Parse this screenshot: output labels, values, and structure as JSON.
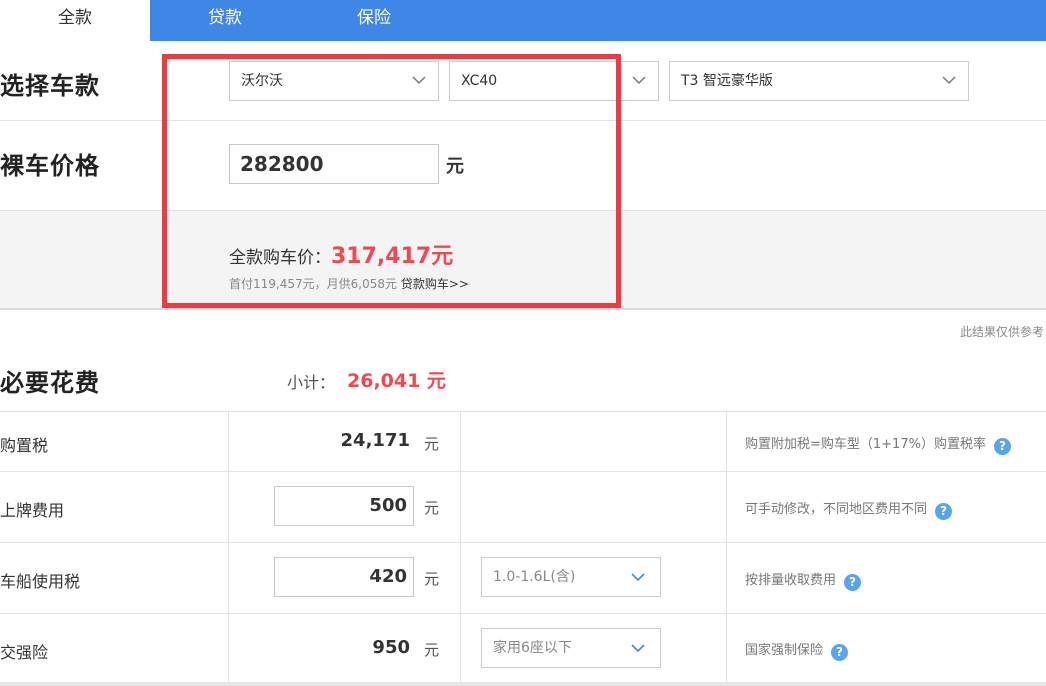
{
  "tabs": [
    {
      "label": "全款"
    },
    {
      "label": "贷款"
    },
    {
      "label": "保险"
    }
  ],
  "select_model": {
    "title": "选择车款",
    "brand": "沃尔沃",
    "series": "XC40",
    "trim": "T3 智远豪华版"
  },
  "bare_price": {
    "title": "裸车价格",
    "value": "282800",
    "unit": "元"
  },
  "total": {
    "label": "全款购车价：",
    "value": "317,417元",
    "sub": "首付119,457元，月供6,058元",
    "loan_link": "贷款购车>>"
  },
  "disclaimer": "此结果仅供参考",
  "required_fees": {
    "title": "必要花费",
    "subtotal_label": "小计：",
    "subtotal_value": "26,041 元",
    "rows": [
      {
        "label": "购置税",
        "value": "24,171",
        "unit": "元",
        "option": "",
        "note": "购置附加税=购车型（1+17%）购置税率"
      },
      {
        "label": "上牌费用",
        "value": "500",
        "unit": "元",
        "option": "",
        "note": "可手动修改，不同地区费用不同"
      },
      {
        "label": "车船使用税",
        "value": "420",
        "unit": "元",
        "option": "1.0-1.6L(含)",
        "note": "按排量收取费用"
      },
      {
        "label": "交强险",
        "value": "950",
        "unit": "元",
        "option": "家用6座以下",
        "note": "国家强制保险"
      }
    ]
  },
  "icons": {
    "help": "question-circle-icon",
    "dropdown": "chevron-down-icon"
  },
  "colors": {
    "tab_bar": "#3f86e6",
    "accent_red": "#f0484f",
    "highlight_box": "#f03a3f",
    "help_icon": "#5aa3f0"
  }
}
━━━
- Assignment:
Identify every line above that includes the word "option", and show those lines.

- Solution to this exercise:
        "option": "",
        "option": "",
        "option": "1.0-1.6L(含)",
        "option": "家用6座以下",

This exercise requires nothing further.